“You’re not really pregnant, are you love?”
Anna had jumped as she was caught off-guard by the man seated next to her leaning over and whispering in her ear. She turned to face him with her ‘deadly glare’, as her coworkers had coined the look she gave when she was highly annoyed at someone, but she was met with the most gorgeous hazel eyes twinkling at her in a knowing way. His eyes, gorgeous as they were, weren’t even the most striking feature of this stranger’s chiseled brown face. His smile was one of those smiles that could really light up a room. His teeth, straight and white – naturally white and not that dental-whitened or newly acquired set of crowns, was unusual to find in London. A man who took care of his teeth! Anna found herself relaxing (in spite of herself) and smiled.

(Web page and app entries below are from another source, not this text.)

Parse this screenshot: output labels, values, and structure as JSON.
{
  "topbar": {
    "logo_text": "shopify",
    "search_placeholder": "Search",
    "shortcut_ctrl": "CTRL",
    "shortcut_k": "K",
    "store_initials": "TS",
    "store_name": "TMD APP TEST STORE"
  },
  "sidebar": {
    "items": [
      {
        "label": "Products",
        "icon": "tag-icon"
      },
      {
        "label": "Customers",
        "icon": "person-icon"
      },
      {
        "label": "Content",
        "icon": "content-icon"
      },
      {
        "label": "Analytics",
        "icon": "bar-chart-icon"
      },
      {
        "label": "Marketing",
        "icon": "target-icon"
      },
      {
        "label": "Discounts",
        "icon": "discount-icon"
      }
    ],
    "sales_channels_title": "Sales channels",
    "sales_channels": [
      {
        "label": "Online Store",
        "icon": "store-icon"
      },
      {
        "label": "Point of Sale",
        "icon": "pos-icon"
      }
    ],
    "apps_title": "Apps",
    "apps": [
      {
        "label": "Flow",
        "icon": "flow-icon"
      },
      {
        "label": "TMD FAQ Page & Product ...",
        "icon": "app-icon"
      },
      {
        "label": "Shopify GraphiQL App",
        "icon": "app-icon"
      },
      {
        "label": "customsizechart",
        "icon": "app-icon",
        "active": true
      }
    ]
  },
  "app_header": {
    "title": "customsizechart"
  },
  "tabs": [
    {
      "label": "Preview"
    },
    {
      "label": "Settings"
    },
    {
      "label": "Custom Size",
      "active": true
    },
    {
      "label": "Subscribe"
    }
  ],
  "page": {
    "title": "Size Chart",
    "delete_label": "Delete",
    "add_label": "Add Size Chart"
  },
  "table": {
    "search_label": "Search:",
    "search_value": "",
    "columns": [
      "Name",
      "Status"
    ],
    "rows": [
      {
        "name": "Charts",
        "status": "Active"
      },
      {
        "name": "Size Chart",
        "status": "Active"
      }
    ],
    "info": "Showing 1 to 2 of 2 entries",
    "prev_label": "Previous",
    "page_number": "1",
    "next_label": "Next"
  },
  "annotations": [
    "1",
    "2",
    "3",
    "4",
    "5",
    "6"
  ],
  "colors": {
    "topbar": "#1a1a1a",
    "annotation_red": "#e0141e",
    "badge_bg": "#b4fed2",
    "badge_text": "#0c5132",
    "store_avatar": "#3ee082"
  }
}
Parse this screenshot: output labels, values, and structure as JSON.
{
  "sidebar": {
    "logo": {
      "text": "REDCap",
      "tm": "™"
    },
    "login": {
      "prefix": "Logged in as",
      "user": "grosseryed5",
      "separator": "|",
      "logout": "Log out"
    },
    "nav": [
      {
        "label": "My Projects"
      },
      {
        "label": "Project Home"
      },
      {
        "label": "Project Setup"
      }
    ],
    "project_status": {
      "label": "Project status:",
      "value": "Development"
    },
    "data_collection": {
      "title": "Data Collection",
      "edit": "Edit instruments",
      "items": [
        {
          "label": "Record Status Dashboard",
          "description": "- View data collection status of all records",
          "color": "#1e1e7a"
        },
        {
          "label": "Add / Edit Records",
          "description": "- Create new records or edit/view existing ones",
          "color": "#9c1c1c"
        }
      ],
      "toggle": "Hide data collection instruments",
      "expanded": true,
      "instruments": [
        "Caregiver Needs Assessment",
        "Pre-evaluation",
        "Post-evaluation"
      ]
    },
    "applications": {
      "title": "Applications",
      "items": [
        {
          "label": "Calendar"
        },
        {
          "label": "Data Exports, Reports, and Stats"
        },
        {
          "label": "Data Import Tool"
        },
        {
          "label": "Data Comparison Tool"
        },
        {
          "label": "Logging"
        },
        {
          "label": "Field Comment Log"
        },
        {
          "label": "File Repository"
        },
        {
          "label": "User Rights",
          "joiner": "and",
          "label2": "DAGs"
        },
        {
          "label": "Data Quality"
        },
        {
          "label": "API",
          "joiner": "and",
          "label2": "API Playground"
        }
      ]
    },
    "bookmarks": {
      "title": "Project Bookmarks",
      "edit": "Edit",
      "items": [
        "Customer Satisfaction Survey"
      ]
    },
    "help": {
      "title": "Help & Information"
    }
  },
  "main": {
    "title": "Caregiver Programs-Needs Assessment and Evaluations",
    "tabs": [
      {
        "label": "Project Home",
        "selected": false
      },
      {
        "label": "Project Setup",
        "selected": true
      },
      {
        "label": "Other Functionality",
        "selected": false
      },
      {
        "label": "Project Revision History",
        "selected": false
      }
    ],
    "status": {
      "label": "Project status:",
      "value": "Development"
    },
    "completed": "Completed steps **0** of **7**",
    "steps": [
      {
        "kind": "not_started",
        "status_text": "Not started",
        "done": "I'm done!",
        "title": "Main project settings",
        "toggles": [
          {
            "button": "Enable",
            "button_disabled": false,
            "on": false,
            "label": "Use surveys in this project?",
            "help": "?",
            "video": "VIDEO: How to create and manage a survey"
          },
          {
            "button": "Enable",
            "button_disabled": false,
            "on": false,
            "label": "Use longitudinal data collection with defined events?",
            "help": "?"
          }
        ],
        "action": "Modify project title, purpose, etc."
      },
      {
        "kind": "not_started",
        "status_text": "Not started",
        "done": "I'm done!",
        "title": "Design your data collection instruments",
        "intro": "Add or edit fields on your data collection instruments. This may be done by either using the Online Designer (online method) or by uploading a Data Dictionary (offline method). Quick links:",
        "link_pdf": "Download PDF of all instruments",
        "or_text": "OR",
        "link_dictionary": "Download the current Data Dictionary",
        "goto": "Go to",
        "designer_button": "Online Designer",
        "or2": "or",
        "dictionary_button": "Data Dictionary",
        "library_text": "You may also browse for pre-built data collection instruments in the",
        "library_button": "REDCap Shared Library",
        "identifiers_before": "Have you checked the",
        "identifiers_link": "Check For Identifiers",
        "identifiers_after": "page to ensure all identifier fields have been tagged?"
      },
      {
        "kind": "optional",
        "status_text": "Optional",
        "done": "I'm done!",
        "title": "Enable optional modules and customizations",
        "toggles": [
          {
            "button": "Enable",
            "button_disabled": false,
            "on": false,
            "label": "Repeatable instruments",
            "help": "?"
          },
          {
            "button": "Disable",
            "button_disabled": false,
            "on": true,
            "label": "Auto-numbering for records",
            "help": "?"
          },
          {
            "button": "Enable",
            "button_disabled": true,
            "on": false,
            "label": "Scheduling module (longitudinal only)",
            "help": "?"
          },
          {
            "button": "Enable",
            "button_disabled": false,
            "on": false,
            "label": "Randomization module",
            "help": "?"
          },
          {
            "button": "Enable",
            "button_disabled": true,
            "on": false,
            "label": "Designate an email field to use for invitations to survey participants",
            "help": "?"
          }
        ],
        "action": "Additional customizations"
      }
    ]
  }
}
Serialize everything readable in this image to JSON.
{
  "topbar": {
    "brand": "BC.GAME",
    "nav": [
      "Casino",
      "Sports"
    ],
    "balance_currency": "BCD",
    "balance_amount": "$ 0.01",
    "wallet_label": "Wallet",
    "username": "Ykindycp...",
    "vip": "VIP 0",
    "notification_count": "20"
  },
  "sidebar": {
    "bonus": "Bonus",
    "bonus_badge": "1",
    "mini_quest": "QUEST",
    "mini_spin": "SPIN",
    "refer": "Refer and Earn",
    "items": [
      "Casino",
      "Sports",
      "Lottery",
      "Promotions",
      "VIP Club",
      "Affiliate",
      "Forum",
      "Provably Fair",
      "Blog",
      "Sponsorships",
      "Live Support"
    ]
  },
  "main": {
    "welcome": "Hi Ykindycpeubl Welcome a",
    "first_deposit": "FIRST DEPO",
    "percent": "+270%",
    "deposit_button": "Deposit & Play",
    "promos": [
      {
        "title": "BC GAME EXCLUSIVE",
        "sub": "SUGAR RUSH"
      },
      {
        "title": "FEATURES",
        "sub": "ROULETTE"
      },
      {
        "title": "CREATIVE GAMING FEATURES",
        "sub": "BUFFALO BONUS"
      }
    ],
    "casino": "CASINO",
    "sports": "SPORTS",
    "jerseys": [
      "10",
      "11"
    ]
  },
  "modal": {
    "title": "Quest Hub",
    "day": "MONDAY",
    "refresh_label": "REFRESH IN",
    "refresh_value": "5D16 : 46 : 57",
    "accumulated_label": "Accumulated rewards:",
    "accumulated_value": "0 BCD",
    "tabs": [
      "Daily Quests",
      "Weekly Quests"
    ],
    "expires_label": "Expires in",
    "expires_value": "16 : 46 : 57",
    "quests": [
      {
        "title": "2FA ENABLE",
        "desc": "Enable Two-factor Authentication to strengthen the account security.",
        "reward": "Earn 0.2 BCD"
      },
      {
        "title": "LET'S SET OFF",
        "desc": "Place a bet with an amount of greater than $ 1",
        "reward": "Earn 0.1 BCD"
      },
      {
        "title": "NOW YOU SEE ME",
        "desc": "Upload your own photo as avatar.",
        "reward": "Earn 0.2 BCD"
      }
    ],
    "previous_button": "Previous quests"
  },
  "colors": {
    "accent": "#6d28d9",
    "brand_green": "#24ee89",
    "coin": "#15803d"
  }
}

The conversation they had thrilled Anna even more than the stranger’s look did. He’d introduced himself as David and had launched into a passionate monologue on politics. Anna hated discussing politics with anyone but the passion in David’s voice made her listen attentively and she contributed few well-placed sentiments throughout. They spoke of favorite authors (at this Anna actually started having little butterflies in her mid-section). He loved the classics and Fyodor Dostoyevsky was one of his favorites, one thing they found out they had in common. Anna found the conversation flowed easily and almost didn’t want the train ride to end. Ignoring her own rule of never handing out her number, she offered David her numbers (both landline and mobile) and he entered it into his phone. The musky fragrance of his cologne (she thought it must have been a Penhaligon’s) that wafted over to her made the butterflies flutter crazily.
David stopped mid-sentence and looked up. “Oh, here’s my stop. I’ll give you a ring, yeah?”Anna found she had to pull her gaze away from those mesmerizing eyes. She cursed the train driver’s speed for getting to Wood Green so quickly. She waved goodbye as David jumped through the double doors of the, now almost empty, car of the train. Anna’s iPhone slipped from her lap and she fumbled to catch it before it landed on the ground. It was then she noticed: just below the hem of David’s chinos, on his left ankle, a bulky monitor with its led light flashing as if in warning. She looked up quickly and caught the knowing twinkle in David’s eyes as he blew a kiss at her.
Doors closing. Mind the gap.